Element data from apps and pages:
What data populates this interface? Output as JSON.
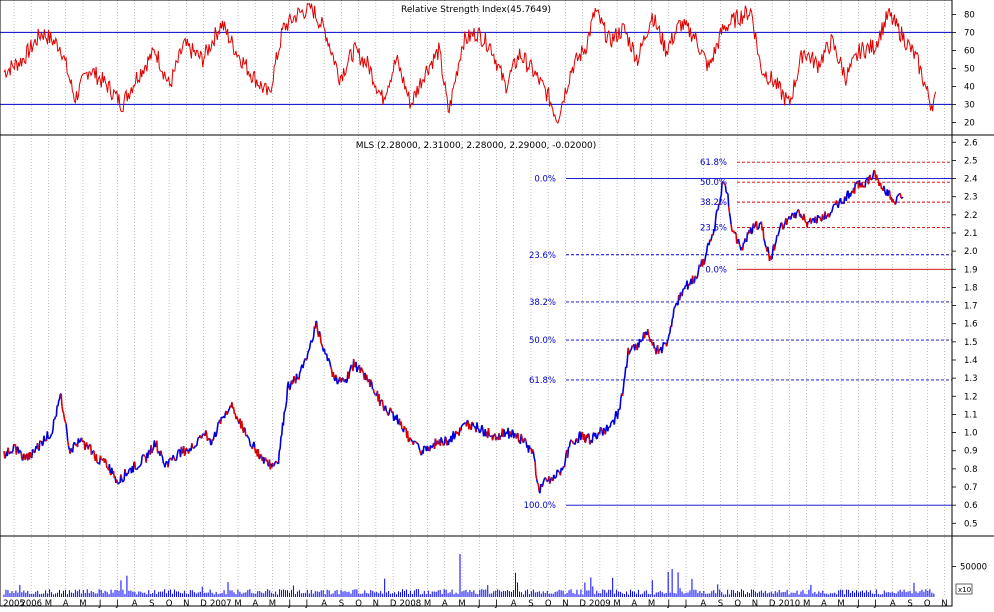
{
  "chart_data": [
    {
      "panel": "rsi",
      "type": "line",
      "title": "Relative Strength Index(45.7649)",
      "ylim": [
        13,
        88
      ],
      "yticks": [
        "20",
        "30",
        "40",
        "50",
        "60",
        "70",
        "80"
      ],
      "reference_lines": [
        70,
        30
      ],
      "series": [
        {
          "name": "RSI",
          "color": "#e00000",
          "keypoints": [
            [
              0,
              48
            ],
            [
              0.02,
              55
            ],
            [
              0.04,
              70
            ],
            [
              0.06,
              62
            ],
            [
              0.075,
              33
            ],
            [
              0.09,
              50
            ],
            [
              0.11,
              40
            ],
            [
              0.125,
              30
            ],
            [
              0.14,
              45
            ],
            [
              0.16,
              60
            ],
            [
              0.175,
              40
            ],
            [
              0.19,
              63
            ],
            [
              0.21,
              55
            ],
            [
              0.23,
              75
            ],
            [
              0.245,
              60
            ],
            [
              0.26,
              48
            ],
            [
              0.28,
              35
            ],
            [
              0.295,
              72
            ],
            [
              0.31,
              80
            ],
            [
              0.325,
              84
            ],
            [
              0.34,
              70
            ],
            [
              0.355,
              45
            ],
            [
              0.37,
              60
            ],
            [
              0.385,
              52
            ],
            [
              0.4,
              33
            ],
            [
              0.415,
              55
            ],
            [
              0.43,
              30
            ],
            [
              0.445,
              48
            ],
            [
              0.46,
              60
            ],
            [
              0.47,
              25
            ],
            [
              0.485,
              65
            ],
            [
              0.5,
              70
            ],
            [
              0.515,
              62
            ],
            [
              0.53,
              40
            ],
            [
              0.545,
              58
            ],
            [
              0.56,
              48
            ],
            [
              0.575,
              35
            ],
            [
              0.585,
              22
            ],
            [
              0.6,
              50
            ],
            [
              0.615,
              62
            ],
            [
              0.625,
              82
            ],
            [
              0.64,
              65
            ],
            [
              0.655,
              72
            ],
            [
              0.67,
              55
            ],
            [
              0.685,
              80
            ],
            [
              0.7,
              60
            ],
            [
              0.715,
              75
            ],
            [
              0.73,
              68
            ],
            [
              0.745,
              50
            ],
            [
              0.76,
              72
            ],
            [
              0.775,
              78
            ],
            [
              0.79,
              82
            ],
            [
              0.8,
              50
            ],
            [
              0.815,
              42
            ],
            [
              0.83,
              30
            ],
            [
              0.845,
              60
            ],
            [
              0.86,
              52
            ],
            [
              0.875,
              65
            ],
            [
              0.89,
              45
            ],
            [
              0.905,
              60
            ],
            [
              0.92,
              62
            ],
            [
              0.935,
              80
            ],
            [
              0.95,
              68
            ],
            [
              0.965,
              55
            ],
            [
              0.98,
              30
            ],
            [
              1.0,
              42
            ]
          ]
        }
      ]
    },
    {
      "panel": "price",
      "type": "line",
      "title": "MLS (2.28000, 2.31000, 2.28000, 2.29000, -0.02000)",
      "ylim": [
        0.43,
        2.64
      ],
      "yticks": [
        "0.5",
        "0.6",
        "0.7",
        "0.8",
        "0.9",
        "1.0",
        "1.1",
        "1.2",
        "1.3",
        "1.4",
        "1.5",
        "1.6",
        "1.7",
        "1.8",
        "1.9",
        "2.0",
        "2.1",
        "2.2",
        "2.3",
        "2.4",
        "2.5",
        "2.6"
      ],
      "x_categories": [
        "2005",
        "2006",
        "M",
        "A",
        "M",
        "J",
        "J",
        "A",
        "S",
        "O",
        "N",
        "D",
        "2007",
        "M",
        "A",
        "M",
        "J",
        "J",
        "A",
        "S",
        "O",
        "N",
        "D",
        "2008",
        "M",
        "A",
        "M",
        "J",
        "J",
        "A",
        "S",
        "O",
        "N",
        "D",
        "2009",
        "M",
        "A",
        "M",
        "J",
        "J",
        "A",
        "S",
        "O",
        "N",
        "D",
        "2010",
        "M",
        "A",
        "M",
        "J",
        "J",
        "A",
        "S",
        "O",
        "N"
      ],
      "series": [
        {
          "name": "MLS",
          "color": "#0000dd",
          "down_color": "#dd0000",
          "keypoints": [
            [
              0,
              0.88
            ],
            [
              0.01,
              0.92
            ],
            [
              0.02,
              0.86
            ],
            [
              0.03,
              0.88
            ],
            [
              0.04,
              0.95
            ],
            [
              0.05,
              1.0
            ],
            [
              0.06,
              1.2
            ],
            [
              0.07,
              0.9
            ],
            [
              0.08,
              0.95
            ],
            [
              0.09,
              0.92
            ],
            [
              0.1,
              0.85
            ],
            [
              0.11,
              0.82
            ],
            [
              0.12,
              0.73
            ],
            [
              0.13,
              0.78
            ],
            [
              0.14,
              0.82
            ],
            [
              0.15,
              0.86
            ],
            [
              0.16,
              0.95
            ],
            [
              0.17,
              0.82
            ],
            [
              0.18,
              0.87
            ],
            [
              0.19,
              0.9
            ],
            [
              0.2,
              0.92
            ],
            [
              0.21,
              1.0
            ],
            [
              0.22,
              0.95
            ],
            [
              0.23,
              1.08
            ],
            [
              0.24,
              1.15
            ],
            [
              0.25,
              1.05
            ],
            [
              0.26,
              0.95
            ],
            [
              0.27,
              0.88
            ],
            [
              0.28,
              0.82
            ],
            [
              0.29,
              0.85
            ],
            [
              0.3,
              1.25
            ],
            [
              0.31,
              1.3
            ],
            [
              0.32,
              1.4
            ],
            [
              0.33,
              1.6
            ],
            [
              0.34,
              1.42
            ],
            [
              0.35,
              1.3
            ],
            [
              0.36,
              1.28
            ],
            [
              0.37,
              1.38
            ],
            [
              0.38,
              1.32
            ],
            [
              0.39,
              1.25
            ],
            [
              0.4,
              1.15
            ],
            [
              0.41,
              1.1
            ],
            [
              0.42,
              1.05
            ],
            [
              0.43,
              0.95
            ],
            [
              0.44,
              0.9
            ],
            [
              0.45,
              0.92
            ],
            [
              0.46,
              0.95
            ],
            [
              0.47,
              0.96
            ],
            [
              0.48,
              1.0
            ],
            [
              0.49,
              1.05
            ],
            [
              0.5,
              1.03
            ],
            [
              0.51,
              1.0
            ],
            [
              0.52,
              0.98
            ],
            [
              0.53,
              1.0
            ],
            [
              0.54,
              0.99
            ],
            [
              0.55,
              0.95
            ],
            [
              0.56,
              0.88
            ],
            [
              0.565,
              0.68
            ],
            [
              0.57,
              0.72
            ],
            [
              0.58,
              0.74
            ],
            [
              0.59,
              0.8
            ],
            [
              0.6,
              0.95
            ],
            [
              0.61,
              0.98
            ],
            [
              0.62,
              0.96
            ],
            [
              0.63,
              1.0
            ],
            [
              0.64,
              1.02
            ],
            [
              0.65,
              1.12
            ],
            [
              0.655,
              1.25
            ],
            [
              0.66,
              1.45
            ],
            [
              0.67,
              1.48
            ],
            [
              0.68,
              1.55
            ],
            [
              0.69,
              1.45
            ],
            [
              0.7,
              1.48
            ],
            [
              0.71,
              1.7
            ],
            [
              0.72,
              1.8
            ],
            [
              0.73,
              1.85
            ],
            [
              0.74,
              1.95
            ],
            [
              0.75,
              2.1
            ],
            [
              0.76,
              2.38
            ],
            [
              0.765,
              2.32
            ],
            [
              0.77,
              2.1
            ],
            [
              0.78,
              2.02
            ],
            [
              0.79,
              2.12
            ],
            [
              0.8,
              2.15
            ],
            [
              0.81,
              1.95
            ],
            [
              0.82,
              2.12
            ],
            [
              0.83,
              2.18
            ],
            [
              0.84,
              2.22
            ],
            [
              0.85,
              2.15
            ],
            [
              0.86,
              2.18
            ],
            [
              0.87,
              2.2
            ],
            [
              0.88,
              2.25
            ],
            [
              0.89,
              2.3
            ],
            [
              0.9,
              2.35
            ],
            [
              0.91,
              2.38
            ],
            [
              0.92,
              2.42
            ],
            [
              0.93,
              2.35
            ],
            [
              0.94,
              2.28
            ],
            [
              0.95,
              2.3
            ]
          ]
        }
      ],
      "fibonacci": [
        {
          "name": "lower",
          "color": "#0000cc",
          "levels": [
            {
              "label": "0.0%",
              "value": 2.4,
              "style": "solid"
            },
            {
              "label": "23.6%",
              "value": 1.98,
              "style": "dashed"
            },
            {
              "label": "38.2%",
              "value": 1.72,
              "style": "dashed"
            },
            {
              "label": "50.0%",
              "value": 1.51,
              "style": "dashed"
            },
            {
              "label": "61.8%",
              "value": 1.29,
              "style": "dashed"
            },
            {
              "label": "100.0%",
              "value": 0.6,
              "style": "solid"
            }
          ]
        },
        {
          "name": "upper",
          "color": "#cc0000",
          "text_color": "#0000cc",
          "levels": [
            {
              "label": "61.8%",
              "value": 2.49,
              "style": "dashed"
            },
            {
              "label": "50.0%",
              "value": 2.38,
              "style": "dashed"
            },
            {
              "label": "38.2%",
              "value": 2.27,
              "style": "dashed"
            },
            {
              "label": "23.6%",
              "value": 2.13,
              "style": "dashed"
            },
            {
              "label": "0.0%",
              "value": 1.9,
              "style": "solid"
            }
          ]
        }
      ]
    },
    {
      "panel": "volume",
      "type": "bar",
      "ylim": [
        0,
        100000
      ],
      "yticks": [
        "50000"
      ],
      "multiplier_label": "x10",
      "color": "#0000ff"
    }
  ]
}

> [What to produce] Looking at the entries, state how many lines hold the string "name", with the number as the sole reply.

> [Solution below] 4